Well, when the Airbus A321XLR already sounds Well known, because the aircraft manufacturer was not thrilled with the introduction of the aircraft. While this is their formal announcement, they have been talking for some months about how they plan to launch an even more far-reaching version of the A321.
This aircraft will make possible markets that otherwise would never have worked. The A321XLR is a less expensive single-aisle aircraft that can be used for longer and less-traveled routes, many of which would simply not be economical with larger aircraft.
Airbus notes that this will help operators to open new worldwide routes, such as India to Europe or China to Australia, and to further extend the capabilities of the A321 across the Atlantic.
Airbus focused on designing the A321XLR to be largely common to the rest of the world with the A320neo family. Where does the added area come from? The A321XLR:
- Has a permanent rear center tank for more fuel; This holds more fuel than several optional additional center tanks, but takes up less space in the hold and provides more space for luggage and cargo.
- Has a modified chassis for an increased maximum take-off weight of 101 tons.  Has an optimized wing trailing edge flap configuration to ensure the same takeoff performance and engine thrust requirements as the current A321neo were impractical, especially not in the 4.600-5.400mile range.
So far, Airbus and Boeing had mainly competitive products, although Boeing still has no competitors in this area.
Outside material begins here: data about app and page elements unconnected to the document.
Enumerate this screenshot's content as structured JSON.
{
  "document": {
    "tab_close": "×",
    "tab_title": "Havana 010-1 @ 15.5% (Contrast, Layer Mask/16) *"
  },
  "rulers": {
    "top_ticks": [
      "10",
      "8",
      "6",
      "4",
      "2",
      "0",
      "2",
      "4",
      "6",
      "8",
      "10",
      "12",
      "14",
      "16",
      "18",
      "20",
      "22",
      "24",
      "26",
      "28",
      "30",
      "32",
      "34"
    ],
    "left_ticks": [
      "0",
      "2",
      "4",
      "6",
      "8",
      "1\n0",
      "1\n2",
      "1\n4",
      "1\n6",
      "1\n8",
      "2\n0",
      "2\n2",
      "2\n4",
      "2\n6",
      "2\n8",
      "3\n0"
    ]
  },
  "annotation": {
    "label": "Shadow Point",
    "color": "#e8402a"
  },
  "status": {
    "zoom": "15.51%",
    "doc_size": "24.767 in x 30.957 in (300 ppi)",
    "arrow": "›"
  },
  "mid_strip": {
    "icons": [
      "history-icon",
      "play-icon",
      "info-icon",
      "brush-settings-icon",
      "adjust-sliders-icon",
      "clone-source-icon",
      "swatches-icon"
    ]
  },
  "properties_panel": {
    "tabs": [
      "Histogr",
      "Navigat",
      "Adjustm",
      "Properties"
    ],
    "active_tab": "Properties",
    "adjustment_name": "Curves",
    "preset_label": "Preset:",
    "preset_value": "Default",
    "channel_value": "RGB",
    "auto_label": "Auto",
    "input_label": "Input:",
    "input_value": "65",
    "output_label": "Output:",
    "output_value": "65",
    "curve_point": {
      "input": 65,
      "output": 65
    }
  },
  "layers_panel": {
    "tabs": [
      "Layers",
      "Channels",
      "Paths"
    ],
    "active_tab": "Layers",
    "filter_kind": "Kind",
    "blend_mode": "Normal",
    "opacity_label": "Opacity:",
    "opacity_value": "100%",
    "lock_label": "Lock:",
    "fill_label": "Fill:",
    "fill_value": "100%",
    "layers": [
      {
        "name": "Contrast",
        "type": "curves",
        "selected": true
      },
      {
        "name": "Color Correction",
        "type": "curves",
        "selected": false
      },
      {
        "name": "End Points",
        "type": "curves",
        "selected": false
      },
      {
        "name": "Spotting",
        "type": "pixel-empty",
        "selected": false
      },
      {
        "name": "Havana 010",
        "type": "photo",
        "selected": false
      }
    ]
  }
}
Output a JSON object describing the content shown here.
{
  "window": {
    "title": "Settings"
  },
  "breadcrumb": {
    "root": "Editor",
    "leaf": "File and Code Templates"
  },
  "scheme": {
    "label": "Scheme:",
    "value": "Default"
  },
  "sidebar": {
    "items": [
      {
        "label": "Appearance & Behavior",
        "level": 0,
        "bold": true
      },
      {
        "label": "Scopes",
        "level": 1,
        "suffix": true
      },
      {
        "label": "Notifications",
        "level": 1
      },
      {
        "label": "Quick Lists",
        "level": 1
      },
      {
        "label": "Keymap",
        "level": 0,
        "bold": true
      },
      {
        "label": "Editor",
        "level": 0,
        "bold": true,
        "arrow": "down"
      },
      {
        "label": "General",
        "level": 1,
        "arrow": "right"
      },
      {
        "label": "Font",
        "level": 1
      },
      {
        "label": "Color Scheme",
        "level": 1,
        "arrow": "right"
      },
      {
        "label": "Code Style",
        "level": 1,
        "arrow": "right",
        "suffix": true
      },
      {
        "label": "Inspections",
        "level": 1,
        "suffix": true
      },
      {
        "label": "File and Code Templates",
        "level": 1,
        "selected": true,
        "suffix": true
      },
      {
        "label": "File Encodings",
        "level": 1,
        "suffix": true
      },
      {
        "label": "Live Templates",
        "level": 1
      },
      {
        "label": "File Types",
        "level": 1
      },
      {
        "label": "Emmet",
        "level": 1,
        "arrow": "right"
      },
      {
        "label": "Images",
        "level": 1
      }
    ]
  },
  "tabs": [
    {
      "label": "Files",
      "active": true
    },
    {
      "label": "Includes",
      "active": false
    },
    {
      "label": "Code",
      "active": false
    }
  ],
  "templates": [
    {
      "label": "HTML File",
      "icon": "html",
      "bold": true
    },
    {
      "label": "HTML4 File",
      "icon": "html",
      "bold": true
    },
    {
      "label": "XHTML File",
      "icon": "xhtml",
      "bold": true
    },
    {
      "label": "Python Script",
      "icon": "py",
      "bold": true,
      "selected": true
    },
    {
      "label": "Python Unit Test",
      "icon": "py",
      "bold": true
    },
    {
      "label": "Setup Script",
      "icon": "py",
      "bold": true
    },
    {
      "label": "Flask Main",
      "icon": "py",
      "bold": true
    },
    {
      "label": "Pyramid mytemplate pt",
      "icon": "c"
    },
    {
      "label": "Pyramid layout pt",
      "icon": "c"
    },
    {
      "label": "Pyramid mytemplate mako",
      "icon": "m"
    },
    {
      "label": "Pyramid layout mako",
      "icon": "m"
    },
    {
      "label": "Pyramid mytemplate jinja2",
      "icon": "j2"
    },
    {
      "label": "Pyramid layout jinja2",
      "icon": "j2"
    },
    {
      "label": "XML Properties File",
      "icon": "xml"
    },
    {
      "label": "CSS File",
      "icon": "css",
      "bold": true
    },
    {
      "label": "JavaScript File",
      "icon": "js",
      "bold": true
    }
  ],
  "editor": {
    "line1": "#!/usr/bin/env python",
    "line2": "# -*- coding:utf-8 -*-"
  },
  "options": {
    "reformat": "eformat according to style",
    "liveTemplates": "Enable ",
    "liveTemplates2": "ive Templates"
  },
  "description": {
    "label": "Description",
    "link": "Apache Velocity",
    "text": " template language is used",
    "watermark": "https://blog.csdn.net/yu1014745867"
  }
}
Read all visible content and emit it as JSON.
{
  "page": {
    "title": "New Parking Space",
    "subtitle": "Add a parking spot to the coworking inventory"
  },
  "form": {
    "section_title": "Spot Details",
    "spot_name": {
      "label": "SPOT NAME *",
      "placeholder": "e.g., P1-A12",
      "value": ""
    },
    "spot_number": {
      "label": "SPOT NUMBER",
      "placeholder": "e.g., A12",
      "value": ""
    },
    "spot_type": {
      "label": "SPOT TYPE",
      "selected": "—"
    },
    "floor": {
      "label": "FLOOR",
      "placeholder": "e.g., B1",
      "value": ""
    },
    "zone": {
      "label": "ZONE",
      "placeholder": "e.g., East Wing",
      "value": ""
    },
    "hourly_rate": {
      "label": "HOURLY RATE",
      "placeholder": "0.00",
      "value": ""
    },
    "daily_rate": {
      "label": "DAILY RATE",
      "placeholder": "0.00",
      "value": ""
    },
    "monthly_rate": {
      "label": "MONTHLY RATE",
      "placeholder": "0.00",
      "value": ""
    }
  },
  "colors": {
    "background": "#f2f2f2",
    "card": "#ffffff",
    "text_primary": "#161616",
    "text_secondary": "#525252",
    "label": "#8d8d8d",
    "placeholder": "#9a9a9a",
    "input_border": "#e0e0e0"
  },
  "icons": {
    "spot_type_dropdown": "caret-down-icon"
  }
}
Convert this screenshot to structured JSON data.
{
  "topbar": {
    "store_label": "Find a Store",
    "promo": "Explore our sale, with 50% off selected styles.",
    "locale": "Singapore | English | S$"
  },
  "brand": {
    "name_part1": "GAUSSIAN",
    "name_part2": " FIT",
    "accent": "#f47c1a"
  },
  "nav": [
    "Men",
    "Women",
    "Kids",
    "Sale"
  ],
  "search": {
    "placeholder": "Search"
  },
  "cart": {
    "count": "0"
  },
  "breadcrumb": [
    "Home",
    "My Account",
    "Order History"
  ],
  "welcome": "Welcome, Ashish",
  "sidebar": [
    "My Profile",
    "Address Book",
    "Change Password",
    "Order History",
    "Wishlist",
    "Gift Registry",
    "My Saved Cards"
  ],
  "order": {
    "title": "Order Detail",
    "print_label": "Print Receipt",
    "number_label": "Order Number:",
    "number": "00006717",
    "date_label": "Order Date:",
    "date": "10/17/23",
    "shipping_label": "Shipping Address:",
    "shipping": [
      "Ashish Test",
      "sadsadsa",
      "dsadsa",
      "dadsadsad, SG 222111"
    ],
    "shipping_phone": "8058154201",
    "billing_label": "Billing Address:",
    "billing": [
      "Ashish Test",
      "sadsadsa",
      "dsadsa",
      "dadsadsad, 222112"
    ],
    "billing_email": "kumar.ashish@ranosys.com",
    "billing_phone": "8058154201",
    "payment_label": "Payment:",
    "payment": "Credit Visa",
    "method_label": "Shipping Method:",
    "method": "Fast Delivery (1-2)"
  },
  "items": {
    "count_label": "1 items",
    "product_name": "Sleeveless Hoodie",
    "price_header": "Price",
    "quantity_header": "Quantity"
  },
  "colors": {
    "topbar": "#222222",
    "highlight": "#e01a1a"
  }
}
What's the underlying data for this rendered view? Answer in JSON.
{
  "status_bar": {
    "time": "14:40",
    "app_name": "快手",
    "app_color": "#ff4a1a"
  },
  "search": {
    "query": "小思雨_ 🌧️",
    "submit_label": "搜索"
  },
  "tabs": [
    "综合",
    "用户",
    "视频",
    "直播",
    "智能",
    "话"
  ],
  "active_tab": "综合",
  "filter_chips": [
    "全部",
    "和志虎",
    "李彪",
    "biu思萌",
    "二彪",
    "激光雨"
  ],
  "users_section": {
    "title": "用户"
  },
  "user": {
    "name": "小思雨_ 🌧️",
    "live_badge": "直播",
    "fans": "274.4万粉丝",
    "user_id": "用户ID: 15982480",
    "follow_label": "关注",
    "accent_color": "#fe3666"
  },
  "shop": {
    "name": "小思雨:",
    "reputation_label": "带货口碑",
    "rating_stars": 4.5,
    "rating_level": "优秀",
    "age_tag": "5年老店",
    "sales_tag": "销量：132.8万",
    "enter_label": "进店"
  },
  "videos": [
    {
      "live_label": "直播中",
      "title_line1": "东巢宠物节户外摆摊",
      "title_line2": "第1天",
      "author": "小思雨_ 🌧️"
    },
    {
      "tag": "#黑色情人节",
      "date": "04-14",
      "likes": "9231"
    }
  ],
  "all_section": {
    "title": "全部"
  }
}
The 737 MAX can compete with the A321neo, but there is no version of the aircraft with this range.
There are rumors that Boeing will sometime introduce the "797" (as it is now called) a competitor, but who knows how far that could be.
I can not wait to see which airlines are ordering this plane – I'm sure it will be a popular one. There are rumors that Americans might be interested in the A321XLR, as well as rumors that JetBlue could turn some of their existing orders for the A321LR into the A321XLR.
What do you think of the A321XLR?